The point is that the mistaken killing of a person performing a duty intrinsically requiring heroism for its performance does not negate the heroism.  It's irrelevant to the issue of such heroism.  It's relevant only to a determination of whether such mistaken killing manifested un-blameworthy conduct, negligent conduct or criminal conduct.

Troops mistakenly killed by "friendly" fire while storming the beaches at Normandy were no less heroic that those killed by enemy fire.  No one would seriously dispute this.

Back to Pat Tillman's death.  He died while heroically serving his country on what he, and all his fellow troops, knew to be a very dangerous mission.  That the person whose weapon-fire caused his death was a fellow soldier is irrelevant to that issue.  Whether such person's conduct was un-blameworthy, negligent or criminal is likewise irrelevant to that issue.  It demeans Tillman's death and courage to even imply that it's somehow wrong for anyone (including the Army) to state the obvious:  that he died heroically serving his country.

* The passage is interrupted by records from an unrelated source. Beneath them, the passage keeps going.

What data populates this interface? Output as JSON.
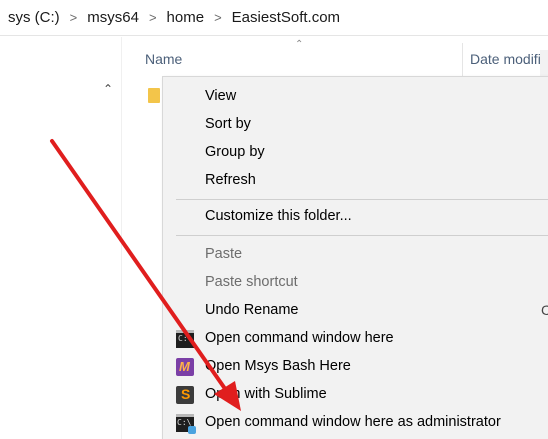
{
  "breadcrumb": {
    "items": [
      "sys (C:)",
      "msys64",
      "home",
      "EasiestSoft.com"
    ],
    "separator": ">"
  },
  "columns": {
    "name": "Name",
    "date": "Date modifi"
  },
  "menu": {
    "items": [
      {
        "label": "View"
      },
      {
        "label": "Sort by"
      },
      {
        "label": "Group by"
      },
      {
        "label": "Refresh"
      },
      {
        "label": "Customize this folder..."
      },
      {
        "label": "Paste"
      },
      {
        "label": "Paste shortcut"
      },
      {
        "label": "Undo Rename",
        "shortcut": "C"
      },
      {
        "label": "Open command window here",
        "icon": "cmd-icon"
      },
      {
        "label": "Open Msys Bash Here",
        "icon": "msys-icon"
      },
      {
        "label": "Open with Sublime",
        "icon": "sublime-icon"
      },
      {
        "label": "Open command window here as administrator",
        "icon": "admin-cmd-icon"
      }
    ]
  },
  "annotation": {
    "arrow_color": "#e01e1e"
  },
  "colors": {
    "header_text": "#4c607a",
    "menu_bg": "#f2f2f2",
    "folder": "#f3c54a"
  }
}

For sake of accuracy, this is the point that Lt. Col., Bailey ought to have understood as a reason for telling the truth to Pat Tillman's brother, Kevin, who was serving in a platoon further behind on the same mission, rather than misguidedly thinking that "shielding" Kevin Tillman (and his family) from such information would prevent needless exacerbation of his (and their) grief.  Regarding Bailey's likely motivations on this issue, see "Respectful Questions for Kevin Tillman and Pat Tillman's Parents Regarding 'Cover-up' Allegations" (here).  Did Col. Bailey's action in attempting to shield Tillman's family in such manner violate military law?  Almost certainly.  Was it the kind of violation that may be excusable as a manifestation of a misguided sense of compassion?  Probably, in my opinion, but perhaps not.  But even if military law were to deem it inexcusable, a sense of fairness would not, in my opinion, warrant heaping calumny on Bailey for such grievous error in judgment.  Nor is it justified to heap calumny (rather than mere blame) on others who took too long to correct the record-- especially since virtually no one would want to do so without first having determined such correction to be both accurate and complete.

The ultimate point is that Pat Tillman died while heroically serving his country (here) after having turned-down a multi-million-dollar professional-football contract to do so.  The current obsession with the motives of those whose initial actions created an inertia that became partially responsible for inexcusable delays in furnishing the facts to Tillman's family serves to obscure Pat Tillman's heroism, which his surviving brother, Kevin, had likewise exhibited in having foregone a professional career to heroically serve his country as did Pat.

Jim Wrenn, Editor at WrennCom.Com; Editor at PoliSat.Com.

Permanent Link to this Commentary:  http://WrennCom.Com/CommentaryArchives/2007/20y07m04d26-01.asp.